Tagged With ‘Mitsouko’
8 July, 2014
Much excitement in Weymouth, as the old Woolworth’s site has been transformed into a branch of T.K.Maxx. Even more excitement when, on our first visit, what should I pluck from the trashy mass-market scents you’d expect to find in a discount outlet but a brand-new bottle of Osmanthus by The Different Company.
What a highly collectible perfume by a fairly obscure, high-end brand was doing in the Weymouth branch of T.K.Maxx I have no idea, but there it was, ours for the princely sum of £16.99 (recommended retail price €142).
Created by the much-admired perfumer Jean-Claude Ellena (now the in-house perfumer for Hermès) for the company he founded in 2000, Osmanthus gets an admiring review in the even more widely admired Perfumes: The Guide by Luca Turin and Tania Sanchez, and you can see why.
It’s a gentle, sweet but subtle scent, whose plush peachy centre is reminiscent of Guerlain’s timeless Mitsouko, though it seems to lack either Mitsouko’s strength of character or its mysterious staying-power. Yet Osmanthus has magic of its own, and its apparent evanescence on the skin proves something of a disappearing trick – for after putting a little on the back of my hand and noting that it didn’t seem to last very long, what should happen but that an hour or two later, as if from nowhere, its fresh, fruity scent would suddenly snap into focus again, almost as strong as when I first sprayed it on.
I’ve no idea how it’s done, or even whether the effect was intentional, but my guess is that it’s got something to do with the way Osmanthus’ peachiness bonds with the perfume’s other elements, some of which are a little surprising, like castoreum, a resinous compound extracted from beavers that has a leathery, animalic smell and is also found in Chanel’s wonderful Cuir de Russie.
Natural osmanthus, incidentally, is an attractive evergreen shrub which, in sheltered conditions, will grow to the size of a small tree. It grows wild in the Himalayas, China and Japan and was first introduced to European gardens in 1771, where it became known as Sweet Tea or Fragrant Olive. In the autumn it bears thousands of small but intensely fragrant white flowers, whose intoxicatingly sweet scent gives the plant its botanical name, Osmanthus fragrans.
Its fragrance, indeed, is remarkably powerful, as we discovered on an autumn visit to the enchanted garden of Brécy, near Bayeux. From the massively stepped levels of the formal gardens, which form a kind of vast single staircase up towards the Normandy sky, we recognised osmanthus’ heady scent a long time before we finally located its source, from a couple of dark columnar trees planted close against the south wall of the church, outside the gardens themselves.
Despite the sheer intensity of its fragrance, this is one of the only powerfully sweet scents I know that one can never smell enough (unlike, say, Madonna lilies, whose scent becomes overwhelming after a while): there’s a fresh lemony edge to osmanthus that makes it refreshing and intoxicating all at once.
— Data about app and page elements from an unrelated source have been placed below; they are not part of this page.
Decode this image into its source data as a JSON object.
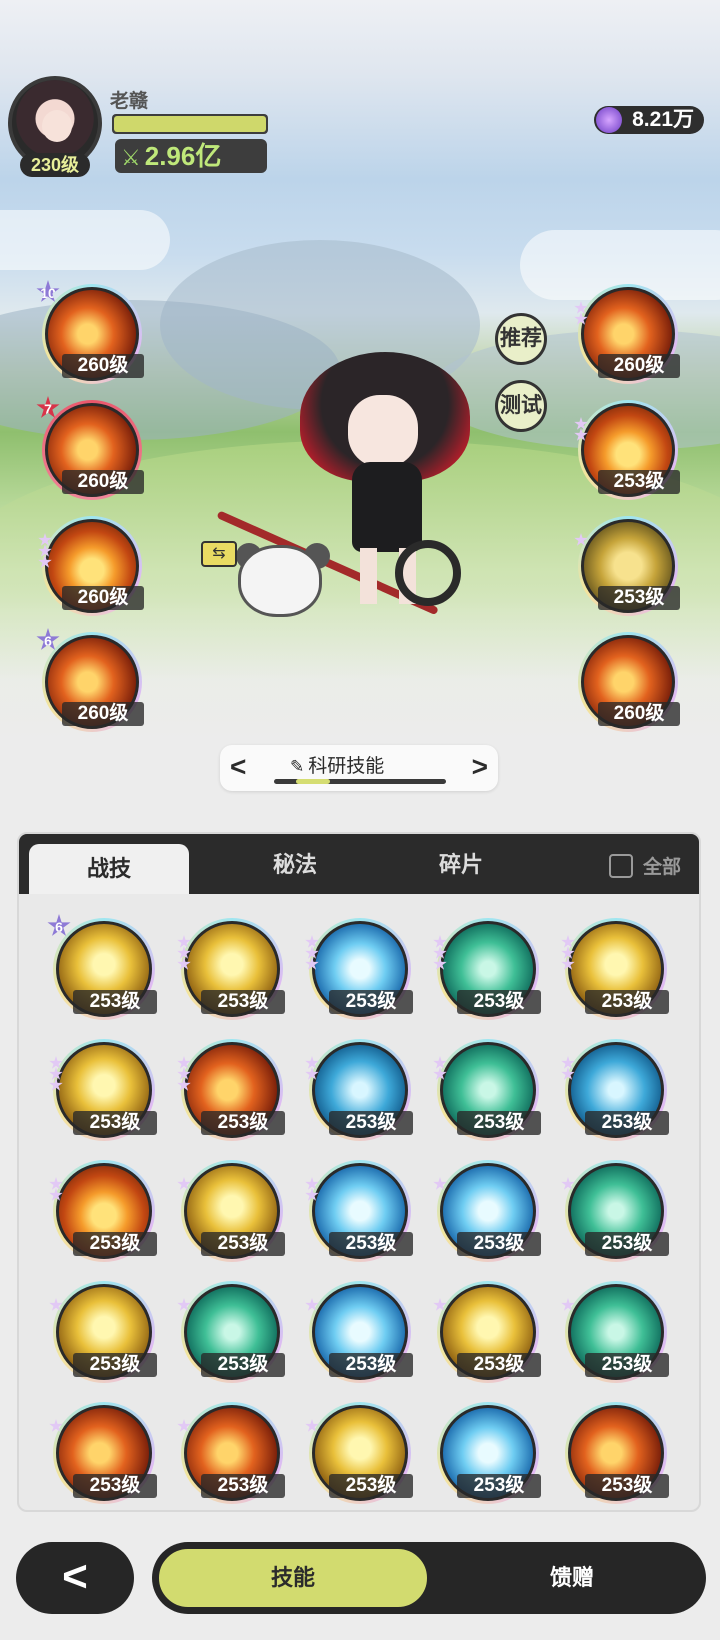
{
  "player": {
    "name": "老赣",
    "level": "230级",
    "hp_ratio": 1.0,
    "power": "2.96亿",
    "currency": "8.21万"
  },
  "battle": {
    "buttons": {
      "recommend": "推荐",
      "test": "测试"
    },
    "left_skills": [
      {
        "level": "260级",
        "stars": "10",
        "theme": "fire2",
        "frame": "normal"
      },
      {
        "level": "260级",
        "stars": "7",
        "theme": "fire2",
        "frame": "red"
      },
      {
        "level": "260级",
        "stars": "",
        "pips": 3,
        "theme": "fire",
        "frame": "normal"
      },
      {
        "level": "260级",
        "stars": "6",
        "theme": "fire2",
        "frame": "normal"
      }
    ],
    "right_skills": [
      {
        "level": "260级",
        "pips": 2,
        "theme": "fire2"
      },
      {
        "level": "253级",
        "pips": 2,
        "theme": "fire"
      },
      {
        "level": "253级",
        "pips": 1,
        "theme": "gold-shield"
      },
      {
        "level": "260级",
        "pips": 0,
        "theme": "fire2"
      }
    ],
    "swap_icon": "swap-icon"
  },
  "research": {
    "label": "科研技能",
    "icon": "pen-icon",
    "prev": "<",
    "next": ">"
  },
  "panel": {
    "tabs": [
      "战技",
      "秘法",
      "碎片"
    ],
    "active_tab": 0,
    "all_label": "全部",
    "skills": [
      {
        "level": "253级",
        "stars": "6",
        "theme": "gold"
      },
      {
        "level": "253级",
        "pips": 3,
        "theme": "gold"
      },
      {
        "level": "253级",
        "pips": 3,
        "theme": "ice"
      },
      {
        "level": "253级",
        "pips": 3,
        "theme": "jade"
      },
      {
        "level": "253级",
        "pips": 3,
        "theme": "gold"
      },
      {
        "level": "253级",
        "pips": 3,
        "theme": "gold"
      },
      {
        "level": "253级",
        "pips": 3,
        "theme": "fire2"
      },
      {
        "level": "253级",
        "pips": 2,
        "theme": "cyan"
      },
      {
        "level": "253级",
        "pips": 2,
        "theme": "jade"
      },
      {
        "level": "253级",
        "pips": 2,
        "theme": "cyan"
      },
      {
        "level": "253级",
        "pips": 2,
        "theme": "fire"
      },
      {
        "level": "253级",
        "pips": 1,
        "theme": "gold"
      },
      {
        "level": "253级",
        "pips": 2,
        "theme": "ice"
      },
      {
        "level": "253级",
        "pips": 1,
        "theme": "ice"
      },
      {
        "level": "253级",
        "pips": 1,
        "theme": "jade"
      },
      {
        "level": "253级",
        "pips": 1,
        "theme": "gold"
      },
      {
        "level": "253级",
        "pips": 1,
        "theme": "jade"
      },
      {
        "level": "253级",
        "pips": 1,
        "theme": "ice"
      },
      {
        "level": "253级",
        "pips": 1,
        "theme": "gold"
      },
      {
        "level": "253级",
        "pips": 1,
        "theme": "jade"
      },
      {
        "level": "253级",
        "pips": 1,
        "theme": "fire2"
      },
      {
        "level": "253级",
        "pips": 1,
        "theme": "fire2"
      },
      {
        "level": "253级",
        "pips": 1,
        "theme": "gold"
      },
      {
        "level": "253级",
        "pips": 0,
        "theme": "ice"
      },
      {
        "level": "253级",
        "pips": 0,
        "theme": "fire2"
      }
    ]
  },
  "bottom": {
    "back_icon": "back-arrow-icon",
    "back_glyph": "<",
    "skill_tab": "技能",
    "gift_tab": "馈赠"
  }
}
Enjoy Jean-Claude Ellena’s perfume by all means, but plant the tree wherever you can.
30 October, 2012
What makes a perfume desirable? Why do we buy what we buy? I think it depends on what kind of person we are, or rather how much we know.
Take the person who doesn’t know much about perfume at all. If you don’t know much then you’re likely to buy whatever scent is being most heavily marketed that month, for where else are you going to get your information? Certainly not from the vacuously rehashed press-releases that count as perfume ‘journalism’ in the majority of magazines.
That might sound like a bad thing, and given the number of awful fragrances out there, on the whole it probably is. But then you have to remember that while it might mean that millions of people are buying the latest celebripong, Chanel No.5 remains the single most heavily marketed perfume on earth, so it’s not necessarily all bad news. The drawback, of course, is that you generally end up smelling like everyone else.
Next step up are those of us (and I count myself among their number) who know their Millionaire from their Mitsouko. We’re perfume enthusiasts, we’ve read our Luca Turin, we love the classics and trying new things, but we really want to stand out from the crowd.
So the perfect perfume for us is something that is, ideally, made by an obscure little company with a funny name, or (even better) is a classic fragrance that has long been discontinued or is no longer available in our country, though fortunately we know where we can still get our hands on a bottle or two. Christian Dior’s Jules, anyone? (Yes please.)
But I suspect there’s still another level above this, a kind of perfume nirvana, rarely achieved except by those fortunate few whose olfactory sense is sufficiently sophisticated to distinguish dross from gold. These higher beings can – and here I can only guess – somehow blank out the ads, the breathless copywriting and all the other extraneous noise that deafens most of us to the only thing that really matters in the end: the smell.
It’s as hard to smell a perfume with an open mind as it is to look at a well-known painting or listen to a famous piece of music with an open eye or ear. But surely it’s an ideal to aim towards, even if you end up wearing Guerlain one day and Lady Gaga the next.